• **What you should do**
Whenever "text" appears in a line, please copy that line from the data.
━━ Supplied data ━━
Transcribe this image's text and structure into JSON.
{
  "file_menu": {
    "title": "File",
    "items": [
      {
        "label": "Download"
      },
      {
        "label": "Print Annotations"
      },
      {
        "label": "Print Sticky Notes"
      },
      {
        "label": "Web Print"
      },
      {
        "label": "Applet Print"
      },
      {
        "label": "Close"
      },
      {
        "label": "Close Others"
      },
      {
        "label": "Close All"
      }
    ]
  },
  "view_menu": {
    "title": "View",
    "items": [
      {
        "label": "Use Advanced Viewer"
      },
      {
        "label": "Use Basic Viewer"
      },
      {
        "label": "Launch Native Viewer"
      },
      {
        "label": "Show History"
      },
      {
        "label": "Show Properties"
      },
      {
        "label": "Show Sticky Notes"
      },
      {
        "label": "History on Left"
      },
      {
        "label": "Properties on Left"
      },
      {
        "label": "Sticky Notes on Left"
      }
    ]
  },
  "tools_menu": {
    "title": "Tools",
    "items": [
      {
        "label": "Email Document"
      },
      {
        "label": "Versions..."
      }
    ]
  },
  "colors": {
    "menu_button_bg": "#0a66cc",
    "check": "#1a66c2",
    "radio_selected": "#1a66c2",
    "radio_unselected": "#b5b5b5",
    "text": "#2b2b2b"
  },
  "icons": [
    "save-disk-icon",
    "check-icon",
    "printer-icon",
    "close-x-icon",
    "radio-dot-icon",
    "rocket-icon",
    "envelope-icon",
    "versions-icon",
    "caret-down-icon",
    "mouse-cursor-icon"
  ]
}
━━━
• **Task output**
Transcribe this image's text and structure into JSON.
    "text": "#2b2b2b"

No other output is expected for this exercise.